> Assignment
The lines to copy from the data below are those that hold the string "Microsoft".

> Data supplied
+++

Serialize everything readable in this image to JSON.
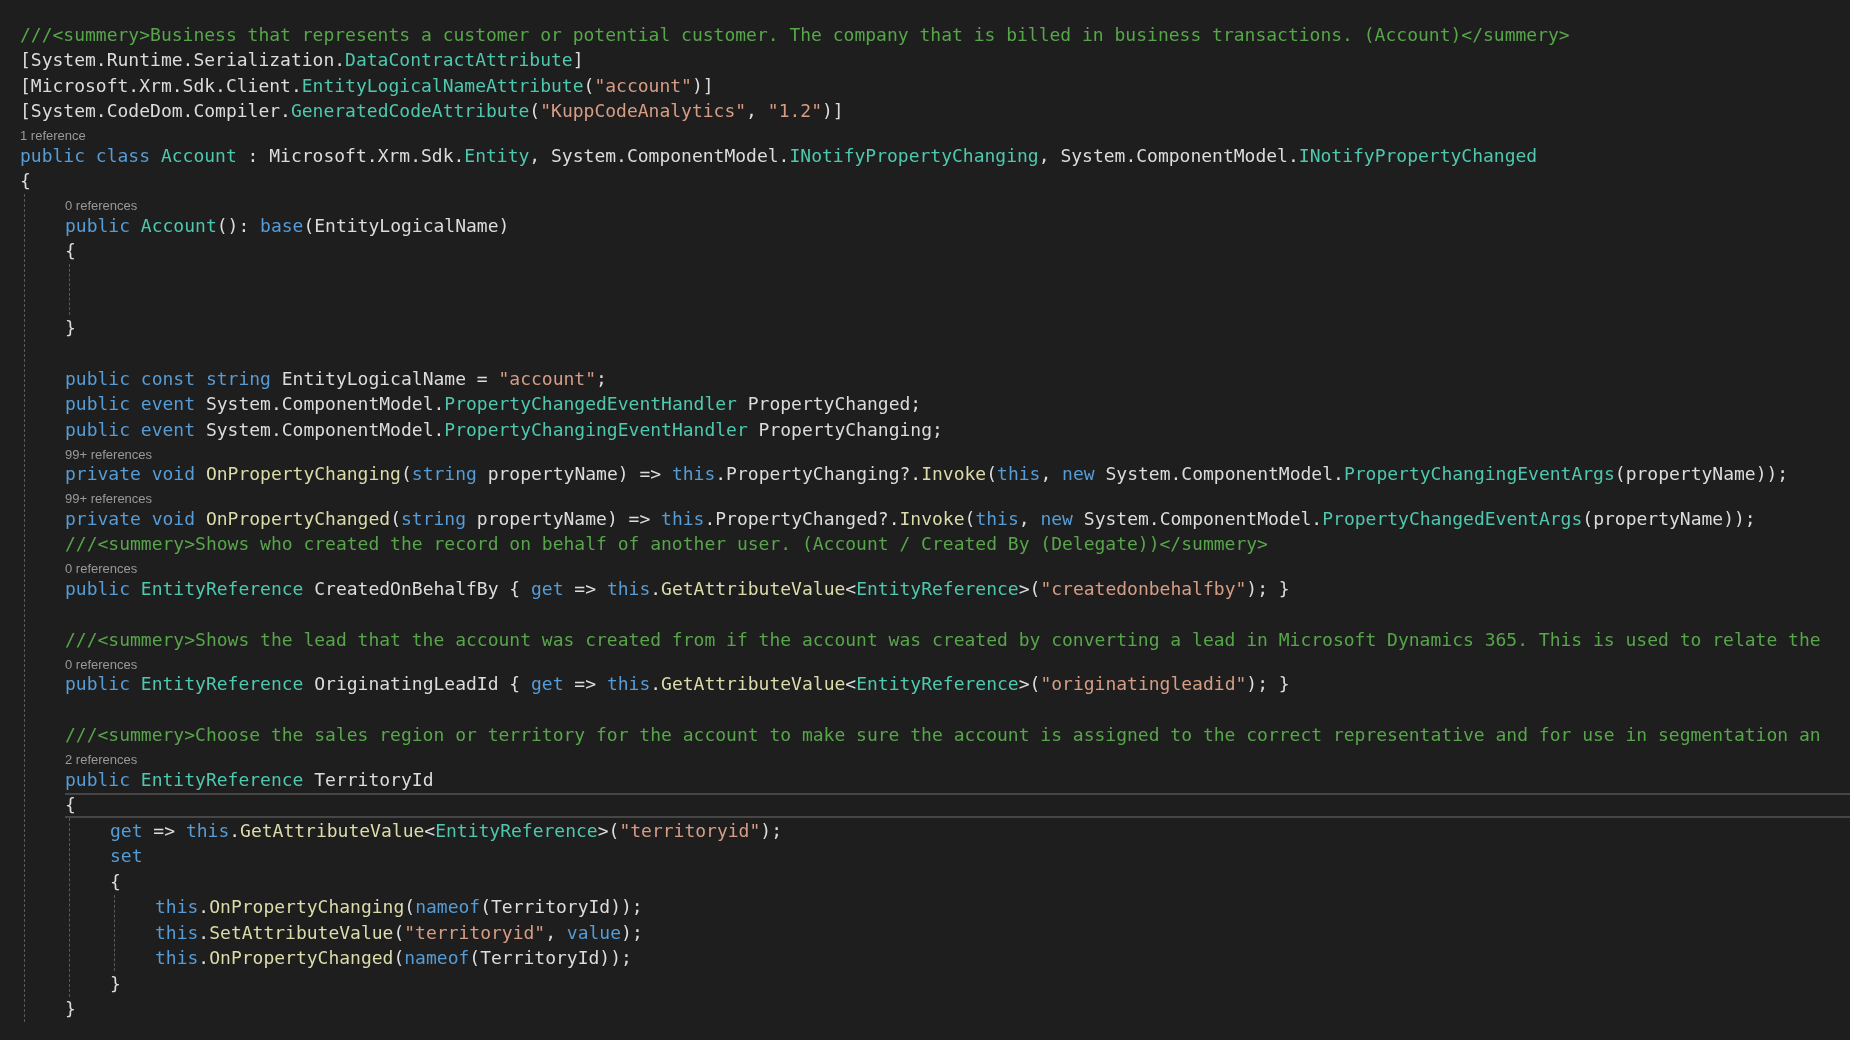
{
  "editor": {
    "lines": [
      {
        "kind": "code",
        "current": false,
        "tokens": [
          {
            "kind": "comment",
            "text": "///<summery>Business that represents a customer or potential customer. The company that is billed in business transactions. (Account)</summery>"
          }
        ]
      },
      {
        "kind": "code",
        "current": false,
        "tokens": [
          {
            "kind": "plain",
            "text": "[System.Runtime.Serialization."
          },
          {
            "kind": "type",
            "text": "DataContractAttribute"
          },
          {
            "kind": "plain",
            "text": "]"
          }
        ]
      },
      {
        "kind": "code",
        "current": false,
        "tokens": [
          {
            "kind": "plain",
            "text": "[Microsoft.Xrm.Sdk.Client."
          },
          {
            "kind": "type",
            "text": "EntityLogicalNameAttribute"
          },
          {
            "kind": "plain",
            "text": "("
          },
          {
            "kind": "string",
            "text": "\"account\""
          },
          {
            "kind": "plain",
            "text": ")]"
          }
        ]
      },
      {
        "kind": "code",
        "current": false,
        "tokens": [
          {
            "kind": "plain",
            "text": "[System.CodeDom.Compiler."
          },
          {
            "kind": "type",
            "text": "GeneratedCodeAttribute"
          },
          {
            "kind": "plain",
            "text": "("
          },
          {
            "kind": "string",
            "text": "\"KuppCodeAnalytics\""
          },
          {
            "kind": "plain",
            "text": ", "
          },
          {
            "kind": "string",
            "text": "\"1.2\""
          },
          {
            "kind": "plain",
            "text": ")]"
          }
        ]
      },
      {
        "kind": "lens",
        "text": "1 reference"
      },
      {
        "kind": "code",
        "current": false,
        "tokens": [
          {
            "kind": "keyword",
            "text": "public class "
          },
          {
            "kind": "type",
            "text": "Account"
          },
          {
            "kind": "plain",
            "text": " : Microsoft.Xrm.Sdk."
          },
          {
            "kind": "type",
            "text": "Entity"
          },
          {
            "kind": "plain",
            "text": ", System.ComponentModel."
          },
          {
            "kind": "type",
            "text": "INotifyPropertyChanging"
          },
          {
            "kind": "plain",
            "text": ", System.ComponentModel."
          },
          {
            "kind": "type",
            "text": "INotifyPropertyChanged"
          }
        ]
      },
      {
        "kind": "code",
        "current": false,
        "tokens": [
          {
            "kind": "plain",
            "text": "{"
          }
        ],
        "children": [
          {
            "kind": "lens",
            "text": "0 references"
          },
          {
            "kind": "code",
            "current": false,
            "tokens": [
              {
                "kind": "keyword",
                "text": "public "
              },
              {
                "kind": "type",
                "text": "Account"
              },
              {
                "kind": "plain",
                "text": "(): "
              },
              {
                "kind": "keyword",
                "text": "base"
              },
              {
                "kind": "plain",
                "text": "(EntityLogicalName)"
              }
            ]
          },
          {
            "kind": "code",
            "current": false,
            "tokens": [
              {
                "kind": "plain",
                "text": "{"
              }
            ],
            "children": [
              {
                "kind": "blank"
              },
              {
                "kind": "blank"
              }
            ]
          },
          {
            "kind": "code",
            "current": false,
            "tokens": [
              {
                "kind": "plain",
                "text": "}"
              }
            ]
          },
          {
            "kind": "blank"
          },
          {
            "kind": "code",
            "current": false,
            "tokens": [
              {
                "kind": "keyword",
                "text": "public const string "
              },
              {
                "kind": "plain",
                "text": "EntityLogicalName = "
              },
              {
                "kind": "string",
                "text": "\"account\""
              },
              {
                "kind": "plain",
                "text": ";"
              }
            ]
          },
          {
            "kind": "code",
            "current": false,
            "tokens": [
              {
                "kind": "keyword",
                "text": "public event "
              },
              {
                "kind": "plain",
                "text": "System.ComponentModel."
              },
              {
                "kind": "type",
                "text": "PropertyChangedEventHandler"
              },
              {
                "kind": "plain",
                "text": " PropertyChanged;"
              }
            ]
          },
          {
            "kind": "code",
            "current": false,
            "tokens": [
              {
                "kind": "keyword",
                "text": "public event "
              },
              {
                "kind": "plain",
                "text": "System.ComponentModel."
              },
              {
                "kind": "type",
                "text": "PropertyChangingEventHandler"
              },
              {
                "kind": "plain",
                "text": " PropertyChanging;"
              }
            ]
          },
          {
            "kind": "lens",
            "text": "99+ references"
          },
          {
            "kind": "code",
            "current": false,
            "tokens": [
              {
                "kind": "keyword",
                "text": "private void "
              },
              {
                "kind": "method",
                "text": "OnPropertyChanging"
              },
              {
                "kind": "plain",
                "text": "("
              },
              {
                "kind": "keyword",
                "text": "string"
              },
              {
                "kind": "plain",
                "text": " propertyName) => "
              },
              {
                "kind": "keyword",
                "text": "this"
              },
              {
                "kind": "plain",
                "text": ".PropertyChanging?."
              },
              {
                "kind": "method",
                "text": "Invoke"
              },
              {
                "kind": "plain",
                "text": "("
              },
              {
                "kind": "keyword",
                "text": "this"
              },
              {
                "kind": "plain",
                "text": ", "
              },
              {
                "kind": "keyword",
                "text": "new"
              },
              {
                "kind": "plain",
                "text": " System.ComponentModel."
              },
              {
                "kind": "type",
                "text": "PropertyChangingEventArgs"
              },
              {
                "kind": "plain",
                "text": "(propertyName));"
              }
            ]
          },
          {
            "kind": "lens",
            "text": "99+ references"
          },
          {
            "kind": "code",
            "current": false,
            "tokens": [
              {
                "kind": "keyword",
                "text": "private void "
              },
              {
                "kind": "method",
                "text": "OnPropertyChanged"
              },
              {
                "kind": "plain",
                "text": "("
              },
              {
                "kind": "keyword",
                "text": "string"
              },
              {
                "kind": "plain",
                "text": " propertyName) => "
              },
              {
                "kind": "keyword",
                "text": "this"
              },
              {
                "kind": "plain",
                "text": ".PropertyChanged?."
              },
              {
                "kind": "method",
                "text": "Invoke"
              },
              {
                "kind": "plain",
                "text": "("
              },
              {
                "kind": "keyword",
                "text": "this"
              },
              {
                "kind": "plain",
                "text": ", "
              },
              {
                "kind": "keyword",
                "text": "new"
              },
              {
                "kind": "plain",
                "text": " System.ComponentModel."
              },
              {
                "kind": "type",
                "text": "PropertyChangedEventArgs"
              },
              {
                "kind": "plain",
                "text": "(propertyName));"
              }
            ]
          },
          {
            "kind": "code",
            "current": false,
            "tokens": [
              {
                "kind": "comment",
                "text": "///<summery>Shows who created the record on behalf of another user. (Account / Created By (Delegate))</summery>"
              }
            ]
          },
          {
            "kind": "lens",
            "text": "0 references"
          },
          {
            "kind": "code",
            "current": false,
            "tokens": [
              {
                "kind": "keyword",
                "text": "public "
              },
              {
                "kind": "type",
                "text": "EntityReference"
              },
              {
                "kind": "plain",
                "text": " CreatedOnBehalfBy { "
              },
              {
                "kind": "keyword",
                "text": "get"
              },
              {
                "kind": "plain",
                "text": " => "
              },
              {
                "kind": "keyword",
                "text": "this"
              },
              {
                "kind": "plain",
                "text": "."
              },
              {
                "kind": "method",
                "text": "GetAttributeValue"
              },
              {
                "kind": "plain",
                "text": "<"
              },
              {
                "kind": "type",
                "text": "EntityReference"
              },
              {
                "kind": "plain",
                "text": ">("
              },
              {
                "kind": "string",
                "text": "\"createdonbehalfby\""
              },
              {
                "kind": "plain",
                "text": "); }"
              }
            ]
          },
          {
            "kind": "blank"
          },
          {
            "kind": "code",
            "current": false,
            "tokens": [
              {
                "kind": "comment",
                "text": "///<summery>Shows the lead that the account was created from if the account was created by converting a lead in Microsoft Dynamics 365. This is used to relate the"
              }
            ]
          },
          {
            "kind": "lens",
            "text": "0 references"
          },
          {
            "kind": "code",
            "current": false,
            "tokens": [
              {
                "kind": "keyword",
                "text": "public "
              },
              {
                "kind": "type",
                "text": "EntityReference"
              },
              {
                "kind": "plain",
                "text": " OriginatingLeadId { "
              },
              {
                "kind": "keyword",
                "text": "get"
              },
              {
                "kind": "plain",
                "text": " => "
              },
              {
                "kind": "keyword",
                "text": "this"
              },
              {
                "kind": "plain",
                "text": "."
              },
              {
                "kind": "method",
                "text": "GetAttributeValue"
              },
              {
                "kind": "plain",
                "text": "<"
              },
              {
                "kind": "type",
                "text": "EntityReference"
              },
              {
                "kind": "plain",
                "text": ">("
              },
              {
                "kind": "string",
                "text": "\"originatingleadid\""
              },
              {
                "kind": "plain",
                "text": "); }"
              }
            ]
          },
          {
            "kind": "blank"
          },
          {
            "kind": "code",
            "current": false,
            "tokens": [
              {
                "kind": "comment",
                "text": "///<summery>Choose the sales region or territory for the account to make sure the account is assigned to the correct representative and for use in segmentation an"
              }
            ]
          },
          {
            "kind": "lens",
            "text": "2 references"
          },
          {
            "kind": "code",
            "current": false,
            "tokens": [
              {
                "kind": "keyword",
                "text": "public "
              },
              {
                "kind": "type",
                "text": "EntityReference"
              },
              {
                "kind": "plain",
                "text": " TerritoryId"
              }
            ]
          },
          {
            "kind": "code",
            "current": true,
            "tokens": [
              {
                "kind": "plain",
                "text": "{"
              }
            ],
            "children": [
              {
                "kind": "code",
                "current": false,
                "tokens": [
                  {
                    "kind": "keyword",
                    "text": "get"
                  },
                  {
                    "kind": "plain",
                    "text": " => "
                  },
                  {
                    "kind": "keyword",
                    "text": "this"
                  },
                  {
                    "kind": "plain",
                    "text": "."
                  },
                  {
                    "kind": "method",
                    "text": "GetAttributeValue"
                  },
                  {
                    "kind": "plain",
                    "text": "<"
                  },
                  {
                    "kind": "type",
                    "text": "EntityReference"
                  },
                  {
                    "kind": "plain",
                    "text": ">("
                  },
                  {
                    "kind": "string",
                    "text": "\"territoryid\""
                  },
                  {
                    "kind": "plain",
                    "text": ");"
                  }
                ]
              },
              {
                "kind": "code",
                "current": false,
                "tokens": [
                  {
                    "kind": "keyword",
                    "text": "set"
                  }
                ]
              },
              {
                "kind": "code",
                "current": false,
                "tokens": [
                  {
                    "kind": "plain",
                    "text": "{"
                  }
                ],
                "children": [
                  {
                    "kind": "code",
                    "current": false,
                    "tokens": [
                      {
                        "kind": "keyword",
                        "text": "this"
                      },
                      {
                        "kind": "plain",
                        "text": "."
                      },
                      {
                        "kind": "method",
                        "text": "OnPropertyChanging"
                      },
                      {
                        "kind": "plain",
                        "text": "("
                      },
                      {
                        "kind": "keyword",
                        "text": "nameof"
                      },
                      {
                        "kind": "plain",
                        "text": "(TerritoryId));"
                      }
                    ]
                  },
                  {
                    "kind": "code",
                    "current": false,
                    "tokens": [
                      {
                        "kind": "keyword",
                        "text": "this"
                      },
                      {
                        "kind": "plain",
                        "text": "."
                      },
                      {
                        "kind": "method",
                        "text": "SetAttributeValue"
                      },
                      {
                        "kind": "plain",
                        "text": "("
                      },
                      {
                        "kind": "string",
                        "text": "\"territoryid\""
                      },
                      {
                        "kind": "plain",
                        "text": ", "
                      },
                      {
                        "kind": "keyword",
                        "text": "value"
                      },
                      {
                        "kind": "plain",
                        "text": ");"
                      }
                    ]
                  },
                  {
                    "kind": "code",
                    "current": false,
                    "tokens": [
                      {
                        "kind": "keyword",
                        "text": "this"
                      },
                      {
                        "kind": "plain",
                        "text": "."
                      },
                      {
                        "kind": "method",
                        "text": "OnPropertyChanged"
                      },
                      {
                        "kind": "plain",
                        "text": "("
                      },
                      {
                        "kind": "keyword",
                        "text": "nameof"
                      },
                      {
                        "kind": "plain",
                        "text": "(TerritoryId));"
                      }
                    ]
                  }
                ]
              },
              {
                "kind": "code",
                "current": false,
                "tokens": [
                  {
                    "kind": "plain",
                    "text": "}"
                  }
                ]
              }
            ]
          },
          {
            "kind": "code",
            "current": false,
            "tokens": [
              {
                "kind": "plain",
                "text": "}"
              }
            ]
          }
        ]
      }
    ]
  }
}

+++

> Answer to this problem
            "text": "[Microsoft.Xrm.Sdk.Client."
            "text": " : Microsoft.Xrm.Sdk."
                "text": "///<summery>Shows the lead that the account was created from if the account was created by converting a lead in Microsoft Dynamics 365. This is used to relate the"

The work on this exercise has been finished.